- [EXERCISE DIRECTIONS]:
In the data that follows, how many lines contain the word "icon"? Give only that number.

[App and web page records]
=======

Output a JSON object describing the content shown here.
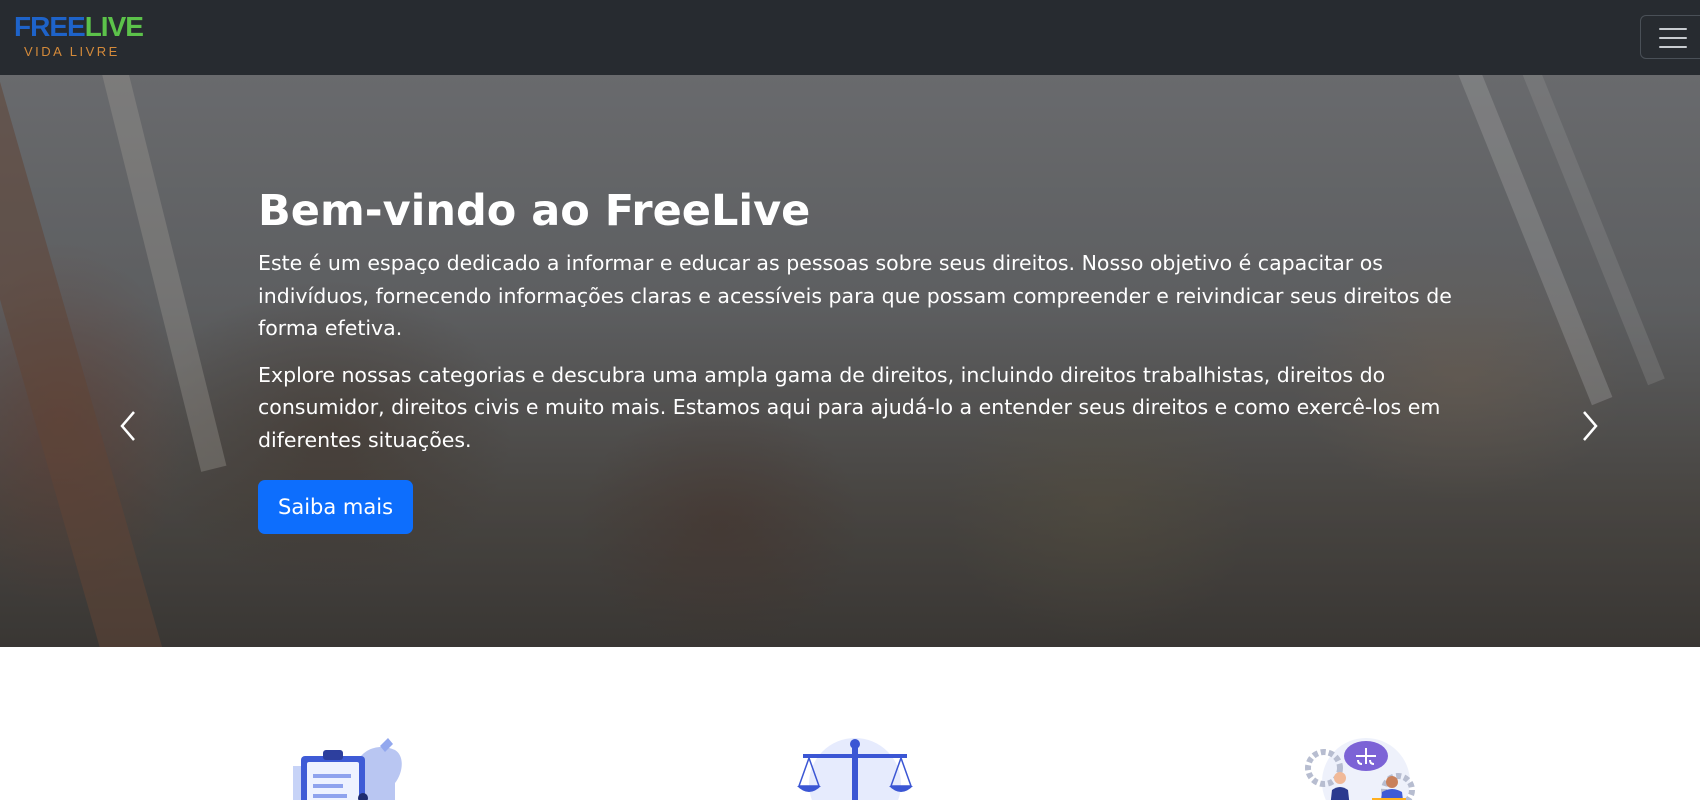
{
  "navbar": {
    "logo_top_free": "FREE",
    "logo_top_live": "LIVE",
    "logo_sub": "VIDA LIVRE",
    "menu_icon": "hamburger-menu-icon"
  },
  "hero": {
    "title": "Bem-vindo ao FreeLive",
    "paragraph_1": "Este é um espaço dedicado a informar e educar as pessoas sobre seus direitos. Nosso objetivo é capacitar os indivíduos, fornecendo informações claras e acessíveis para que possam compreender e reivindicar seus direitos de forma efetiva.",
    "paragraph_2": "Explore nossas categorias e descubra uma ampla gama de direitos, incluindo direitos trabalhistas, direitos do consumidor, direitos civis e muito mais. Estamos aqui para ajudá-lo a entender seus direitos e como exercê-los em diferentes situações.",
    "button_label": "Saiba mais",
    "prev_icon": "chevron-left-icon",
    "next_icon": "chevron-right-icon",
    "slides_count": 3,
    "active_slide": 1
  },
  "features": [
    {
      "icon": "clipboard-protest-illustration"
    },
    {
      "icon": "justice-scale-illustration"
    },
    {
      "icon": "law-gears-illustration"
    }
  ],
  "colors": {
    "navbar_bg": "#272b30",
    "primary_button": "#0d6efd",
    "logo_blue": "#1e63c9",
    "logo_green": "#5cc24a",
    "logo_orange": "#d48a3a"
  }
}
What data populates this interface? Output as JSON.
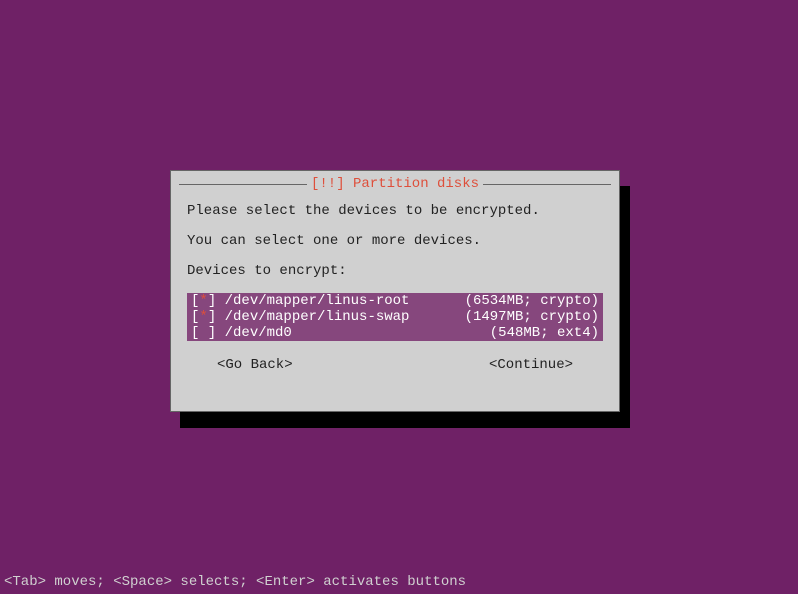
{
  "dialog": {
    "title": "[!!] Partition disks",
    "prompt1": "Please select the devices to be encrypted.",
    "prompt2": "You can select one or more devices.",
    "prompt3": "Devices to encrypt:",
    "devices": [
      {
        "checked": true,
        "highlighted": true,
        "path": "/dev/mapper/linus-root",
        "info": "(6534MB; crypto)"
      },
      {
        "checked": true,
        "highlighted": true,
        "selected_cursor": true,
        "path": "/dev/mapper/linus-swap",
        "info": "(1497MB; crypto)"
      },
      {
        "checked": false,
        "highlighted": true,
        "path": "/dev/md0",
        "info": "(548MB; ext4)"
      }
    ],
    "buttons": {
      "back": "<Go Back>",
      "continue": "<Continue>"
    }
  },
  "footer": "<Tab> moves; <Space> selects; <Enter> activates buttons"
}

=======

- [WRITTEN REPLY]:
6